One line at a time, check the entries below for the word "tools", and copy each line that has it.

[Provided entries]

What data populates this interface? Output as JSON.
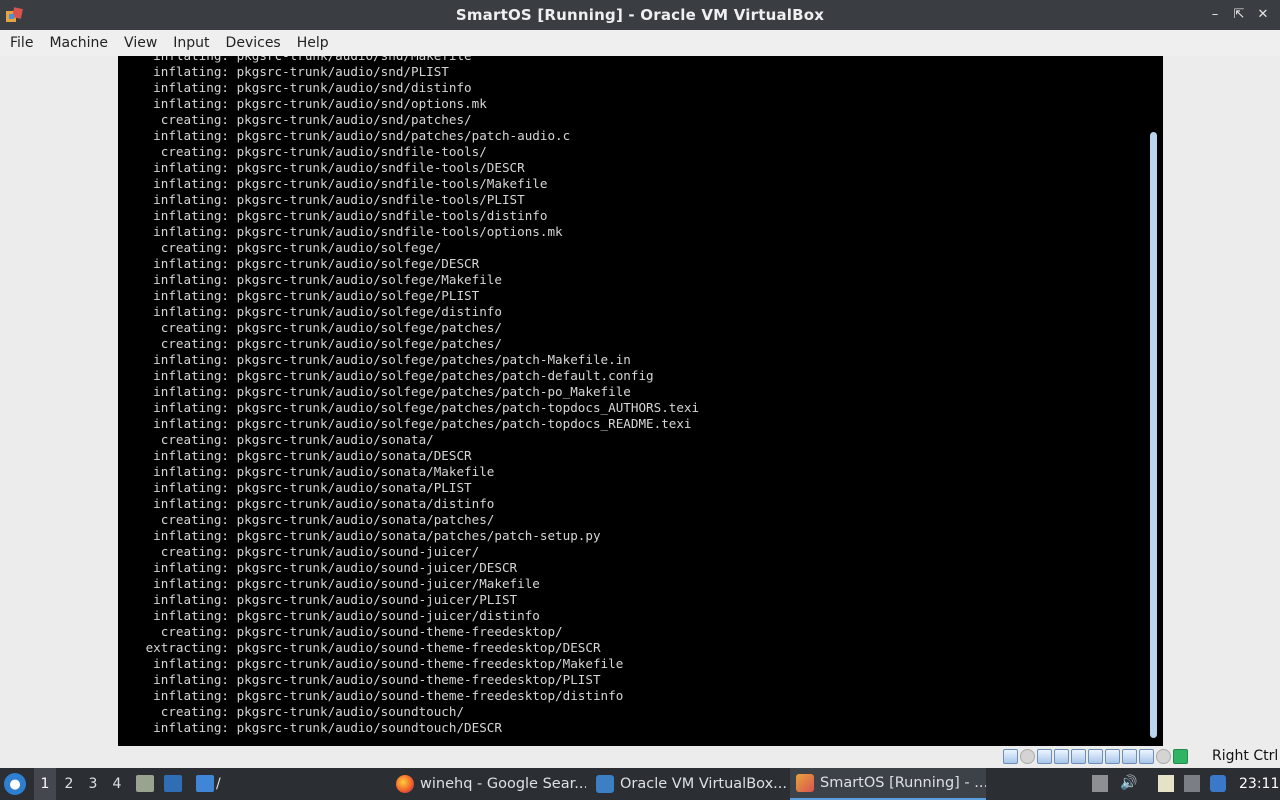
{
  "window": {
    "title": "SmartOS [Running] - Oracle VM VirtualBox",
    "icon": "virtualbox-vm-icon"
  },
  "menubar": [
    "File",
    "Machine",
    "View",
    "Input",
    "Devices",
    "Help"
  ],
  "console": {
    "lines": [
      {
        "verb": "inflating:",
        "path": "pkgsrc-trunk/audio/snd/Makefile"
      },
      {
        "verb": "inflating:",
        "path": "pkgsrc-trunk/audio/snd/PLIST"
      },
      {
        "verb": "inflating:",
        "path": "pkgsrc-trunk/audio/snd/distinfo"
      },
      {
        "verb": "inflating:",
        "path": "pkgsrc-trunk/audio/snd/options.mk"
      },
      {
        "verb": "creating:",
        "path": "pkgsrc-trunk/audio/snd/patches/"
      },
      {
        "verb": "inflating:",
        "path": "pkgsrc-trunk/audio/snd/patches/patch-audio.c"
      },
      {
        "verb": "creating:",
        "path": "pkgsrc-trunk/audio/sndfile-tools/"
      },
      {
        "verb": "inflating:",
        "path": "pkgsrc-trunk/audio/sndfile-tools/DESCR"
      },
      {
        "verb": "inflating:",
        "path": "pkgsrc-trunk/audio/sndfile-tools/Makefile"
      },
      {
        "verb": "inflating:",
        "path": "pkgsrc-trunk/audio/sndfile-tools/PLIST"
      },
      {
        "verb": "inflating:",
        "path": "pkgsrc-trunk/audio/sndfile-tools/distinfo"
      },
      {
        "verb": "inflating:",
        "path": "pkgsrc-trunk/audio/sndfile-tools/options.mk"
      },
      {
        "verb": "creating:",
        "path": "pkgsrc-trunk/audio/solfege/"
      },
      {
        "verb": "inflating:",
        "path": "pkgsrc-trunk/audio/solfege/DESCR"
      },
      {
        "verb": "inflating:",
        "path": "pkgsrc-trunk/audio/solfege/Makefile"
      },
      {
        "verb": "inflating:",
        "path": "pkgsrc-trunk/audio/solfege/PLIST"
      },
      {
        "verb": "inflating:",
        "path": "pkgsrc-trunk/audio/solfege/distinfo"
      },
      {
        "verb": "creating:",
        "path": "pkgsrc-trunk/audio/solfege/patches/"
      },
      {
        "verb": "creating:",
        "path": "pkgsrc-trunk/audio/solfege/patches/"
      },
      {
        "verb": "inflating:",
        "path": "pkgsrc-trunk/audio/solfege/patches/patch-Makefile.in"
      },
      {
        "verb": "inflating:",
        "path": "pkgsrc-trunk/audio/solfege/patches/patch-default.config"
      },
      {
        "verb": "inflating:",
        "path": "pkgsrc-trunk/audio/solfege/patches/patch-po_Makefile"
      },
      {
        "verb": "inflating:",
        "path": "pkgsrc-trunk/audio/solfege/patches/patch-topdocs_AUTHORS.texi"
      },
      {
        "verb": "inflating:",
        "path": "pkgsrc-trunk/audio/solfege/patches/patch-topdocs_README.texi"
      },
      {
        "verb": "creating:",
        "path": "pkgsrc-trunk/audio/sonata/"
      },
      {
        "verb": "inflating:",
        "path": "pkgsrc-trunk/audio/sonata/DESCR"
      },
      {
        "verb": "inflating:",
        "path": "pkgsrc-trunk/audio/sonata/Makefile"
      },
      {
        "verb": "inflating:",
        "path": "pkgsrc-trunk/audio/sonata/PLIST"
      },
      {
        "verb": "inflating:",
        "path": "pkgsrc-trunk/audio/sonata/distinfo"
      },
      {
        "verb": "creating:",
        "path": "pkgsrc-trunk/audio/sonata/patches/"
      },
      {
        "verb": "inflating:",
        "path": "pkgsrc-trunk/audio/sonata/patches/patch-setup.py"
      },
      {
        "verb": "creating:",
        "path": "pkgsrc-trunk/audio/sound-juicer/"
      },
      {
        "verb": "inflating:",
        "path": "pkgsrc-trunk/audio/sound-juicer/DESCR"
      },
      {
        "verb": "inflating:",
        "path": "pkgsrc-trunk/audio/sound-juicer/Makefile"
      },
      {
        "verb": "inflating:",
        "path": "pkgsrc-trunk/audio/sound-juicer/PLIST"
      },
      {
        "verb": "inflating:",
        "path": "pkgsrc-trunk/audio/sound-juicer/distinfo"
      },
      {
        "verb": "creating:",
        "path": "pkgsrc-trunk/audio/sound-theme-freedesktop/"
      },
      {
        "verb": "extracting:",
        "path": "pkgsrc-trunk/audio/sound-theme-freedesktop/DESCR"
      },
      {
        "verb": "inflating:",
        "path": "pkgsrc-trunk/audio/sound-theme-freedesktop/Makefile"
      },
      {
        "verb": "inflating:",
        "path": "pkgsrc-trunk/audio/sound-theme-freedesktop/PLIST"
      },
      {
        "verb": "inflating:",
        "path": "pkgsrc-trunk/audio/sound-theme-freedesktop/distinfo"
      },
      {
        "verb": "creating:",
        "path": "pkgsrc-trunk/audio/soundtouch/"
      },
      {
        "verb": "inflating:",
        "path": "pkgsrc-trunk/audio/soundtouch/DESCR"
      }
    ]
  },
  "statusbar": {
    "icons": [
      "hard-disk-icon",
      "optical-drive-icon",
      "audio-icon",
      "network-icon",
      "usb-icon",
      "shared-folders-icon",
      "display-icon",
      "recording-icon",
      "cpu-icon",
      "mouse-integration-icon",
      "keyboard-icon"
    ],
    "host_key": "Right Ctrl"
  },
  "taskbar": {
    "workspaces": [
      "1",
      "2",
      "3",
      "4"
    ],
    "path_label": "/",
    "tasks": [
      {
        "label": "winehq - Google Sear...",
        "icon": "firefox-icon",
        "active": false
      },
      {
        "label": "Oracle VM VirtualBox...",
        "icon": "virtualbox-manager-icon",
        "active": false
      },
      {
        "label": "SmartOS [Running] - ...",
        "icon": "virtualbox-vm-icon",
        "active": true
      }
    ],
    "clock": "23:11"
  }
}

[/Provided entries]

• Exercise response
        "path": "pkgsrc-trunk/audio/sndfile-tools/"
        "path": "pkgsrc-trunk/audio/sndfile-tools/DESCR"
        "path": "pkgsrc-trunk/audio/sndfile-tools/Makefile"
        "path": "pkgsrc-trunk/audio/sndfile-tools/PLIST"
        "path": "pkgsrc-trunk/audio/sndfile-tools/distinfo"
        "path": "pkgsrc-trunk/audio/sndfile-tools/options.mk"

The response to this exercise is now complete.